╭─ Source data

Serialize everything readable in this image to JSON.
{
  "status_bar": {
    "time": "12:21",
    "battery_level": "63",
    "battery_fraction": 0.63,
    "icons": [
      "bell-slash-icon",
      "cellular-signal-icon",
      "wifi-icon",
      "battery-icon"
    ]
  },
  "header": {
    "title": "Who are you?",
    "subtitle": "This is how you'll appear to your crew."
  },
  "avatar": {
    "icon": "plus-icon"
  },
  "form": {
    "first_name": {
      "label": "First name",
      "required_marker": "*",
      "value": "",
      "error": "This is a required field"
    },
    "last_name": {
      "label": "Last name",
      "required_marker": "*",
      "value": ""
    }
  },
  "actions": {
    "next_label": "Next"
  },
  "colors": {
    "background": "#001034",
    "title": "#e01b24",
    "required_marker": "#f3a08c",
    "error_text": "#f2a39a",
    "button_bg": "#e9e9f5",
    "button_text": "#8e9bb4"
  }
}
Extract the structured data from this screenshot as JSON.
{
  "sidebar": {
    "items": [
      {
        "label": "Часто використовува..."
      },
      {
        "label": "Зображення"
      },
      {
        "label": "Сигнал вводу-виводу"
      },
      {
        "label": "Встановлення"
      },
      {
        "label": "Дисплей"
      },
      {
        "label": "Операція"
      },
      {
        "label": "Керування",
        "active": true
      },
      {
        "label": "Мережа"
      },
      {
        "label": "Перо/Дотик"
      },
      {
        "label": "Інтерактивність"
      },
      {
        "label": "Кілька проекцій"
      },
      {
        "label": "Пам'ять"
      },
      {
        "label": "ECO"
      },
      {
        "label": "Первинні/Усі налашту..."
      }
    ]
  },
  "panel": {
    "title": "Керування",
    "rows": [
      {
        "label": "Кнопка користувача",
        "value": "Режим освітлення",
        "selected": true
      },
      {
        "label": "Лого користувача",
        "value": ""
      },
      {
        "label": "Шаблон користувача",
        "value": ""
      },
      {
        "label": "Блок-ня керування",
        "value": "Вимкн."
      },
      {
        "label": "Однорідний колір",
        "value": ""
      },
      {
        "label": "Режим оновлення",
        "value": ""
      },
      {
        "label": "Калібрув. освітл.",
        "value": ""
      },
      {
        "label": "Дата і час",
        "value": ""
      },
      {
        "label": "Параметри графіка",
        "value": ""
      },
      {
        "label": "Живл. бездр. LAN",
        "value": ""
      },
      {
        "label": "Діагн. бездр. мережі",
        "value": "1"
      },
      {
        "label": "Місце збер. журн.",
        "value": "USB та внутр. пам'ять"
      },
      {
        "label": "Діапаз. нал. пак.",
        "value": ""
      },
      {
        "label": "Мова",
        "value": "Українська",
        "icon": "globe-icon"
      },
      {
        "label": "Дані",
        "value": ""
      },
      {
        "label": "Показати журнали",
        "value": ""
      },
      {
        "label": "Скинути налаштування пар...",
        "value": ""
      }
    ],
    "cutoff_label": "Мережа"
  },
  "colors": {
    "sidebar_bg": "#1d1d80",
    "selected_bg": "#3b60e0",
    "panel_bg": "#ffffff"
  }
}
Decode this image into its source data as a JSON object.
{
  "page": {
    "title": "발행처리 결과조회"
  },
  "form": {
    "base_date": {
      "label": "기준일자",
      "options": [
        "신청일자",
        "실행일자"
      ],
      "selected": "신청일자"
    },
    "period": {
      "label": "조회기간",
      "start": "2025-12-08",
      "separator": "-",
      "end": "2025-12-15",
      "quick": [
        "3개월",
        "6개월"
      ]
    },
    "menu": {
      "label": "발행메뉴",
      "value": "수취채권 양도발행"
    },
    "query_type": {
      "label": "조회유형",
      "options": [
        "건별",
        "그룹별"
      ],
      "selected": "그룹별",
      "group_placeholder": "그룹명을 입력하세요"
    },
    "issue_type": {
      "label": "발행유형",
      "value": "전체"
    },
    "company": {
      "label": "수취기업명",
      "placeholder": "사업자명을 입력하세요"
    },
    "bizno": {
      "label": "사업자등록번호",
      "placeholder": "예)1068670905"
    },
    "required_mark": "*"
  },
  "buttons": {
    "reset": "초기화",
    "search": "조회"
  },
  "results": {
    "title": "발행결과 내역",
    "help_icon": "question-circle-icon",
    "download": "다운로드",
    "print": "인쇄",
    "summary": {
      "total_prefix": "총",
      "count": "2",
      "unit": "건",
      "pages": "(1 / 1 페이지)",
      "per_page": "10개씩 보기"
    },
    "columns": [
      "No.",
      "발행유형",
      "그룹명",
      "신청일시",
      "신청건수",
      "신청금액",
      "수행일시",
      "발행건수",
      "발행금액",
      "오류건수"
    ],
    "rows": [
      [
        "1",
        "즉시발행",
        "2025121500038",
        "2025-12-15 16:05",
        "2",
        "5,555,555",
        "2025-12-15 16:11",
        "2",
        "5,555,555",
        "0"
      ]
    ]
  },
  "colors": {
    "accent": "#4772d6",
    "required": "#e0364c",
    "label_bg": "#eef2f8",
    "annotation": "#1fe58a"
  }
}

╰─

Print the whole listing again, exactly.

Serialize everything readable in this image to JSON.
{
  "status_bar": {
    "time": "12:21",
    "battery_level": "63",
    "battery_fraction": 0.63,
    "icons": [
      "bell-slash-icon",
      "cellular-signal-icon",
      "wifi-icon",
      "battery-icon"
    ]
  },
  "header": {
    "title": "Who are you?",
    "subtitle": "This is how you'll appear to your crew."
  },
  "avatar": {
    "icon": "plus-icon"
  },
  "form": {
    "first_name": {
      "label": "First name",
      "required_marker": "*",
      "value": "",
      "error": "This is a required field"
    },
    "last_name": {
      "label": "Last name",
      "required_marker": "*",
      "value": ""
    }
  },
  "actions": {
    "next_label": "Next"
  },
  "colors": {
    "background": "#001034",
    "title": "#e01b24",
    "required_marker": "#f3a08c",
    "error_text": "#f2a39a",
    "button_bg": "#e9e9f5",
    "button_text": "#8e9bb4"
  }
}
Extract the structured data from this screenshot as JSON.
{
  "sidebar": {
    "items": [
      {
        "label": "Часто використовува..."
      },
      {
        "label": "Зображення"
      },
      {
        "label": "Сигнал вводу-виводу"
      },
      {
        "label": "Встановлення"
      },
      {
        "label": "Дисплей"
      },
      {
        "label": "Операція"
      },
      {
        "label": "Керування",
        "active": true
      },
      {
        "label": "Мережа"
      },
      {
        "label": "Перо/Дотик"
      },
      {
        "label": "Інтерактивність"
      },
      {
        "label": "Кілька проекцій"
      },
      {
        "label": "Пам'ять"
      },
      {
        "label": "ECO"
      },
      {
        "label": "Первинні/Усі налашту..."
      }
    ]
  },
  "panel": {
    "title": "Керування",
    "rows": [
      {
        "label": "Кнопка користувача",
        "value": "Режим освітлення",
        "selected": true
      },
      {
        "label": "Лого користувача",
        "value": ""
      },
      {
        "label": "Шаблон користувача",
        "value": ""
      },
      {
        "label": "Блок-ня керування",
        "value": "Вимкн."
      },
      {
        "label": "Однорідний колір",
        "value": ""
      },
      {
        "label": "Режим оновлення",
        "value": ""
      },
      {
        "label": "Калібрув. освітл.",
        "value": ""
      },
      {
        "label": "Дата і час",
        "value": ""
      },
      {
        "label": "Параметри графіка",
        "value": ""
      },
      {
        "label": "Живл. бездр. LAN",
        "value": ""
      },
      {
        "label": "Діагн. бездр. мережі",
        "value": "1"
      },
      {
        "label": "Місце збер. журн.",
        "value": "USB та внутр. пам'ять"
      },
      {
        "label": "Діапаз. нал. пак.",
        "value": ""
      },
      {
        "label": "Мова",
        "value": "Українська",
        "icon": "globe-icon"
      },
      {
        "label": "Дані",
        "value": ""
      },
      {
        "label": "Показати журнали",
        "value": ""
      },
      {
        "label": "Скинути налаштування пар...",
        "value": ""
      }
    ],
    "cutoff_label": "Мережа"
  },
  "colors": {
    "sidebar_bg": "#1d1d80",
    "selected_bg": "#3b60e0",
    "panel_bg": "#ffffff"
  }
}
Decode this image into its source data as a JSON object.
{
  "page": {
    "title": "발행처리 결과조회"
  },
  "form": {
    "base_date": {
      "label": "기준일자",
      "options": [
        "신청일자",
        "실행일자"
      ],
      "selected": "신청일자"
    },
    "period": {
      "label": "조회기간",
      "start": "2025-12-08",
      "separator": "-",
      "end": "2025-12-15",
      "quick": [
        "3개월",
        "6개월"
      ]
    },
    "menu": {
      "label": "발행메뉴",
      "value": "수취채권 양도발행"
    },
    "query_type": {
      "label": "조회유형",
      "options": [
        "건별",
        "그룹별"
      ],
      "selected": "그룹별",
      "group_placeholder": "그룹명을 입력하세요"
    },
    "issue_type": {
      "label": "발행유형",
      "value": "전체"
    },
    "company": {
      "label": "수취기업명",
      "placeholder": "사업자명을 입력하세요"
    },
    "bizno": {
      "label": "사업자등록번호",
      "placeholder": "예)1068670905"
    },
    "required_mark": "*"
  },
  "buttons": {
    "reset": "초기화",
    "search": "조회"
  },
  "results": {
    "title": "발행결과 내역",
    "help_icon": "question-circle-icon",
    "download": "다운로드",
    "print": "인쇄",
    "summary": {
      "total_prefix": "총",
      "count": "2",
      "unit": "건",
      "pages": "(1 / 1 페이지)",
      "per_page": "10개씩 보기"
    },
    "columns": [
      "No.",
      "발행유형",
      "그룹명",
      "신청일시",
      "신청건수",
      "신청금액",
      "수행일시",
      "발행건수",
      "발행금액",
      "오류건수"
    ],
    "rows": [
      [
        "1",
        "즉시발행",
        "2025121500038",
        "2025-12-15 16:05",
        "2",
        "5,555,555",
        "2025-12-15 16:11",
        "2",
        "5,555,555",
        "0"
      ]
    ]
  },
  "colors": {
    "accent": "#4772d6",
    "required": "#e0364c",
    "label_bg": "#eef2f8",
    "annotation": "#1fe58a"
  }
}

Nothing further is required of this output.